The victim of the latest round of Microsoft restructuring underway is the company’s esteemed Silicon Valley research group. Yes, the news is that Microsoft is shutting down its research facility that focuses on distributed computing. The Microsoft Research lab was in operation since 2001 and employed over 70 researchers. Another group – the Trustworthy Computing dedicated to offering safe, secure computing experience and leading the company’s cyber-security work will also be pulled down.
Microsoft Restructuring Plan
The decision comes on the heels of an announcement that Microsoft official made earlier in July soon after assuming the charge as Chief Executive Officer of the firm. Satya Nadella has been exploring ways of reshaping Microsoft’s organizational structure with “fewer layers of management, both top down and sideways, to accelerate the decision-making process.
As a part of it, a total of 18000 job cuts at different ranks were marked. The figure by far is the largest in Microsoft’s 39-year history, and 12,500 of them come from Microsoft’s $7.2 billion acquisition of Nokia. The figures of the latter are higher as the company aims to reduce its dependence on contract workforce.
The closure of the office headed by a distinguished engineer, Roy Levin is being perceived by Microsoft leaders as a necessary evil. That said, the company comes clear on the fact that it nurtures no plans of closing any of the research projects that are run out of the Silicon Valley lab nor it is shying away from its research commitments.

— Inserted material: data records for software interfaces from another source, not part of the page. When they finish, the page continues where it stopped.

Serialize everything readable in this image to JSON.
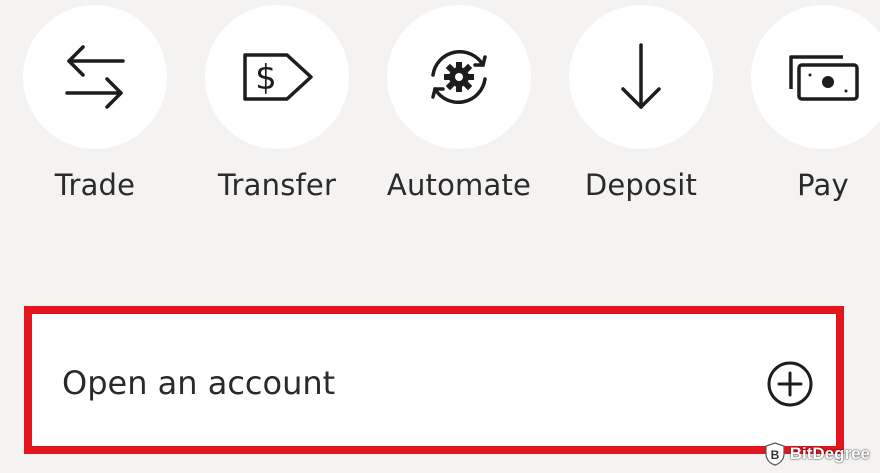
{
  "quick_actions": [
    {
      "label": "Trade",
      "icon": "trade-arrows-icon"
    },
    {
      "label": "Transfer",
      "icon": "dollar-tag-icon"
    },
    {
      "label": "Automate",
      "icon": "gear-cycle-icon"
    },
    {
      "label": "Deposit",
      "icon": "arrow-down-icon"
    },
    {
      "label": "Pay",
      "icon": "bills-icon"
    }
  ],
  "open_account": {
    "label": "Open an account",
    "icon": "plus-circle-icon"
  },
  "highlight_color": "#e4151d",
  "watermark": {
    "text": "BitDegree"
  }
}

The company also assures its followers to go through the process of restructuring in the most thoughtful manner possible and offer severance to all the affected employees. Many of the ongoing research projects will be absorbed by Microsoft Research labs in Redmond; Cambridge, Mass.; and New York. The absorption means some positions will be eliminated. How many? It’s not clear for now.